That’s where I am today, giving a presentation on the importance of manufacturing in the US and what to do about it. (I’ll post my slides once I figure out how to do so…I know, very un-Netrootsy, but hey, gimme a break…I’m over 50…at least I’m here!) Figured it out! Here they are.
–these are better than average jobs: even while global competition has lowered the manufacturing wage advantage, the sector is still high value added and that’s reflected in the paychecks.
— manufacturing is a productivity leader (even with the measurement error problem I wrote about the other day) and a consistent source of innovation. Output per hour in the manufacturing sector has significantly outpaced that in the rest of the economy over the past 30 years and manufacturing firms are responsible for 70 percent of the R&D undertaken by private industry in the United States.
–governments in advanced economies, including our own, have always played an important role in promoting manufacturing. The economic rationale is the set of “negative externalities” that create barriers to entry, expansion, and innovation that no single, private firm can solve:
- Research Barriers: R&D can be prohibitively expensive and hard to capture profits (e.g. advanced batteries)
- Coordination Barriers: No single firm could coordinate national projects like the internet or smart grid
- Innovation Barriers: Firms need help morphing academic innovations into the production process
- Credit Barriers: Markets will underinvest when returns are particularly uncertain
- Exports: Firms need the federal gov’t to pushback against unfair trade practices that block our exports and artificially lower the prices we pay for the goods our competitors export to us.

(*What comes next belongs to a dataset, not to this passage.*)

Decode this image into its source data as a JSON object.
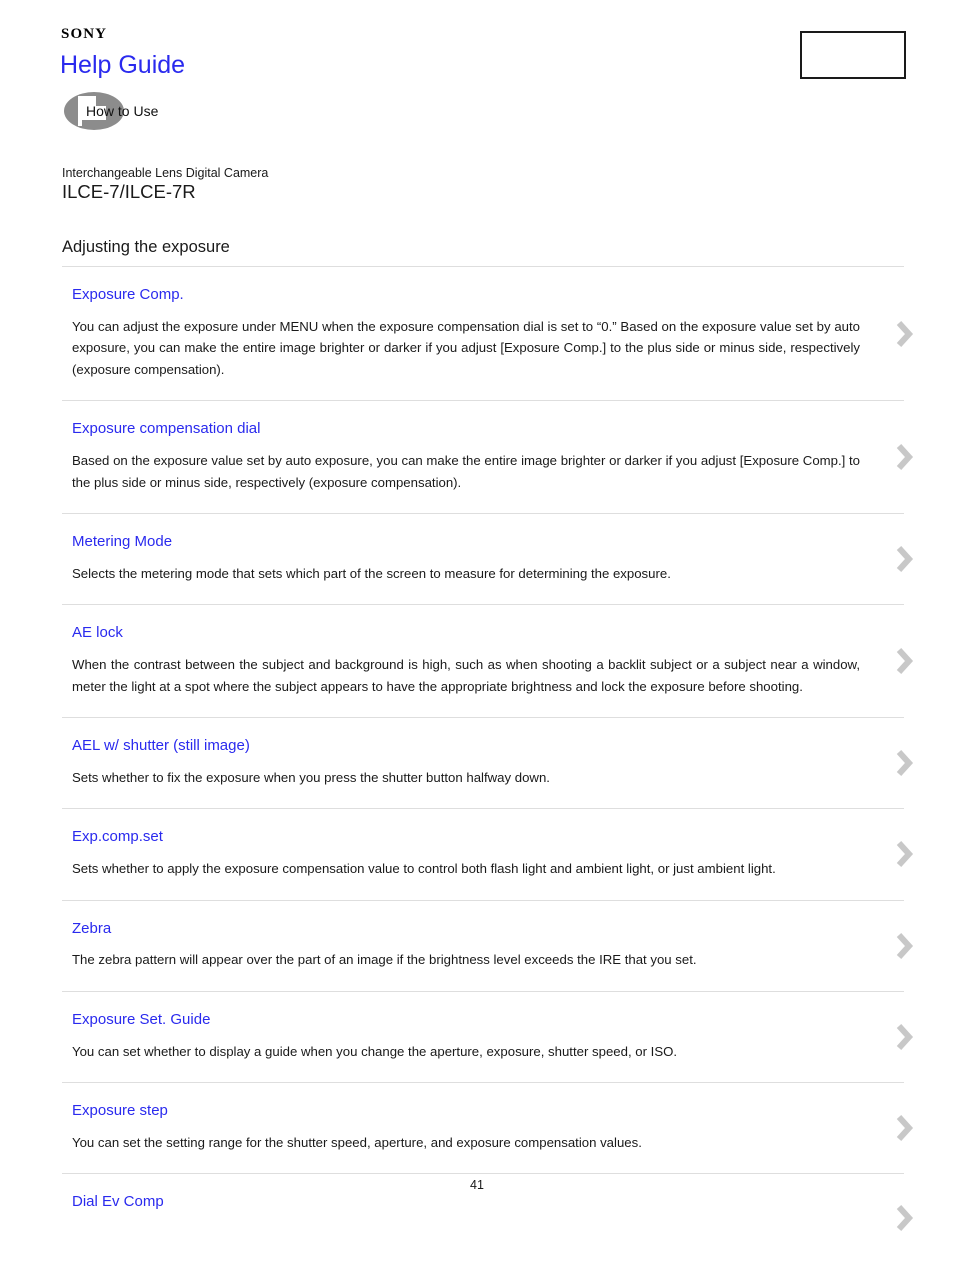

For the record, the Obama administration has been quite good on at least the top four of those five, IMHO.